Young cited two examples in the past 12 months when he had granted separate trials in lengthy conspiracy cases to accommodate the Speedy Trial Act's requirements.

In a speech criticizing the Speedy Trial Act before the American Law Institute last year, Chief Justice Warren Burger cited a case where two foreign nationals indicted for funneling half a million dollars worth of illegal drugs into the U.S. were released because they were not brought to trial within the law's time limits.

The lawyer for one of the defendants, Hartzog, has already notified the court that he intends to appeal the ruling. Howard's lawyer said he would appeal the ruling only if his defendant is convicted. Their trial, and that of four other men, is now under way in Baltimore, where the men were allegedly caught receiving supplies from a heroin distributor.

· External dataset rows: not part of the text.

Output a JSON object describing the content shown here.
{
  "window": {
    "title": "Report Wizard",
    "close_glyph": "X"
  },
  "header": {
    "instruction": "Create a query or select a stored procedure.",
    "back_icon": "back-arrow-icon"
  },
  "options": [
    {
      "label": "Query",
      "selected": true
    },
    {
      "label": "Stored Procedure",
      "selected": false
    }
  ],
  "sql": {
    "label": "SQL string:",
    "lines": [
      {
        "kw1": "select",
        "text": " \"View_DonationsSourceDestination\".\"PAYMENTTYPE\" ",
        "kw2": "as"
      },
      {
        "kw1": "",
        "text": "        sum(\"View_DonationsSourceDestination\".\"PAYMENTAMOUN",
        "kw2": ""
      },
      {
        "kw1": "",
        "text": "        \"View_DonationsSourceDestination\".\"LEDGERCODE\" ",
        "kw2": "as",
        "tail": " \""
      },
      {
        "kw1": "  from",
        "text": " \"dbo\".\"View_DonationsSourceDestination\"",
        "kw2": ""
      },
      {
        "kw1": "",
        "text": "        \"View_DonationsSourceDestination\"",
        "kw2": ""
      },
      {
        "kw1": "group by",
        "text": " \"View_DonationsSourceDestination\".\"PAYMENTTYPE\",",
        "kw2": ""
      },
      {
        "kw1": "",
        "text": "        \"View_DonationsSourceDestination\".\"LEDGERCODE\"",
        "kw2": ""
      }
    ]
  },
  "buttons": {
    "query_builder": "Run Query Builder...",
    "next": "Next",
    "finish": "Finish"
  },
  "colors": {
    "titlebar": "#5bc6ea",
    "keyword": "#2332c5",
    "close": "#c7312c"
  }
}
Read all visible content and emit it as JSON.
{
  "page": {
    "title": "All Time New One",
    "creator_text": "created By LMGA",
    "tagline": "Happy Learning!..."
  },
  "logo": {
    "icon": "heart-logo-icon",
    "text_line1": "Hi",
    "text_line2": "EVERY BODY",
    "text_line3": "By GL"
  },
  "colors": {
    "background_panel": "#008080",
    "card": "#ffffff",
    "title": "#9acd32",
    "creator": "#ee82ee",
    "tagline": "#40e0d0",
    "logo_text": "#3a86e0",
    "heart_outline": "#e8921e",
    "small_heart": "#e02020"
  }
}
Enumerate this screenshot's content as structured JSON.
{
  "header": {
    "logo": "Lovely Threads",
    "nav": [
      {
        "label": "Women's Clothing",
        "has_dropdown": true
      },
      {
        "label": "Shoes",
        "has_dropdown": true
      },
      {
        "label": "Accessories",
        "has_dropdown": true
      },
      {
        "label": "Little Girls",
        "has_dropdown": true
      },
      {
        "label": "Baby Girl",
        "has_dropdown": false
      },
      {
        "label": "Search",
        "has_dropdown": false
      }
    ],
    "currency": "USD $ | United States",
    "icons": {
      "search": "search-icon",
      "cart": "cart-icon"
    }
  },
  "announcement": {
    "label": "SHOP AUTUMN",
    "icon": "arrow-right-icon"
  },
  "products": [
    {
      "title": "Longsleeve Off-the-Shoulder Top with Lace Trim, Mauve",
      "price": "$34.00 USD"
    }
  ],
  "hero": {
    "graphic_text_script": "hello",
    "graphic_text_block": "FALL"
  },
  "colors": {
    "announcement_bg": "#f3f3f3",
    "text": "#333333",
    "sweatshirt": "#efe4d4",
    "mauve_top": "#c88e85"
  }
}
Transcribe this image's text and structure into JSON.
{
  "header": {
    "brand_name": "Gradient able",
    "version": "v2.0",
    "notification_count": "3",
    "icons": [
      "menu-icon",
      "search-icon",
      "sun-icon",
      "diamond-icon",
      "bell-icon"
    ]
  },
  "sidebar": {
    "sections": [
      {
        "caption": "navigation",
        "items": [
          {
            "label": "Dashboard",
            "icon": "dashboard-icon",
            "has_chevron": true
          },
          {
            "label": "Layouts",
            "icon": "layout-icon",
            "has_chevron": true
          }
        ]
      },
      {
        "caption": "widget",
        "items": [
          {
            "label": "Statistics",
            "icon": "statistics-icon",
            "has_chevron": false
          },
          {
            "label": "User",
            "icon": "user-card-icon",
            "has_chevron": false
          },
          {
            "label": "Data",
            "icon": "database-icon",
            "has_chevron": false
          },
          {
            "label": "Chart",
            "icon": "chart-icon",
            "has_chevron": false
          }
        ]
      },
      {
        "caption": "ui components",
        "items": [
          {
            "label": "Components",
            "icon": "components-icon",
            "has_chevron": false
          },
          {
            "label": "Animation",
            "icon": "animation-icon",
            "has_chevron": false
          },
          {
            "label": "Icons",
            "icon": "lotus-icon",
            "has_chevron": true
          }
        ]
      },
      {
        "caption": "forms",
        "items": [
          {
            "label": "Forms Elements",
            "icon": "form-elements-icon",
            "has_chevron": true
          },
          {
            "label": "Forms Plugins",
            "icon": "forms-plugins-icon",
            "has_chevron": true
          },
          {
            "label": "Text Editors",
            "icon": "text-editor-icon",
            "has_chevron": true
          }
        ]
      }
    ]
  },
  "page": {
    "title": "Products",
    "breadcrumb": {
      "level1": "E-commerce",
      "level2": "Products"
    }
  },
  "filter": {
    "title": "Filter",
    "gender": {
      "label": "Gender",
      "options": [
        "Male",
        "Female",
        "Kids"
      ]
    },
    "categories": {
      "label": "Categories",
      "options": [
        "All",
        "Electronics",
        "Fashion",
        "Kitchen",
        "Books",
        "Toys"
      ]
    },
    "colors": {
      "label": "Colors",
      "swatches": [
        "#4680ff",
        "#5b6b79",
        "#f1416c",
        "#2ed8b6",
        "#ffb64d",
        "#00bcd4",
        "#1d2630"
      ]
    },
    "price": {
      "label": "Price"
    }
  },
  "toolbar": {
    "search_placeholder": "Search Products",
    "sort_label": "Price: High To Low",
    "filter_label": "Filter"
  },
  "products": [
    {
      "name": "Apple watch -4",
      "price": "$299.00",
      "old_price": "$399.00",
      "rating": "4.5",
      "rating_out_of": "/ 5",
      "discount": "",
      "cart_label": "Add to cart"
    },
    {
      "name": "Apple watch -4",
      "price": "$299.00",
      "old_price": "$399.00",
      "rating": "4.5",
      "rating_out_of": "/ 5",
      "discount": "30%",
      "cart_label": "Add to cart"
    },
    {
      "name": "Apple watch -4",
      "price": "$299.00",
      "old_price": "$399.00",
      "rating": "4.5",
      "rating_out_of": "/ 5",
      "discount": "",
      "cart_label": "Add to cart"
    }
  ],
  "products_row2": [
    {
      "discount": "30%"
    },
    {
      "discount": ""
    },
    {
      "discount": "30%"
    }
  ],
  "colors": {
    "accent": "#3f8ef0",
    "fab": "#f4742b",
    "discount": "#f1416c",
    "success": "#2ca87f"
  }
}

Chief Judge Edward S. Northrop of the U.S. District Court in Maryland said the court would still operate under the SPeedy Trial Act "and will continue doing so until the Fourth Circuit (appeals court) says otherwise,' But he called the provisions of the law "onerous."

And Jervis S. Finney, U.S. attorney for Maryland, said his office will continue to follow the Speedy Trial Act rules. "It's been our position that no violation of the Speedy Trial Act arose in that case," he said.

Finney said that the main holding of the case was that the Speedy Trial Act had been complied with. The holding on the constitutionality of the act itself, he said, was not part of the "heart" of the decision.

The Sixth Amendment to the Constitution guarantees the right to a speedy trial. But the courts became so jammed during the late '60s and early '70s, and the trial delays grew so long, that proponents of the act in Congress felt that the right was effectively being denied.

A study by the Administrative Office of the Courts showed that many defendants had to wait as long as a year from the time of arrest before going to trial.

The bill was introduced by then Sen. Sam J. Ervin Jr. (D-N.C.) and, as enacted, set up a three-year phase during which the maximum period between arrest and trial would be gradually decreased.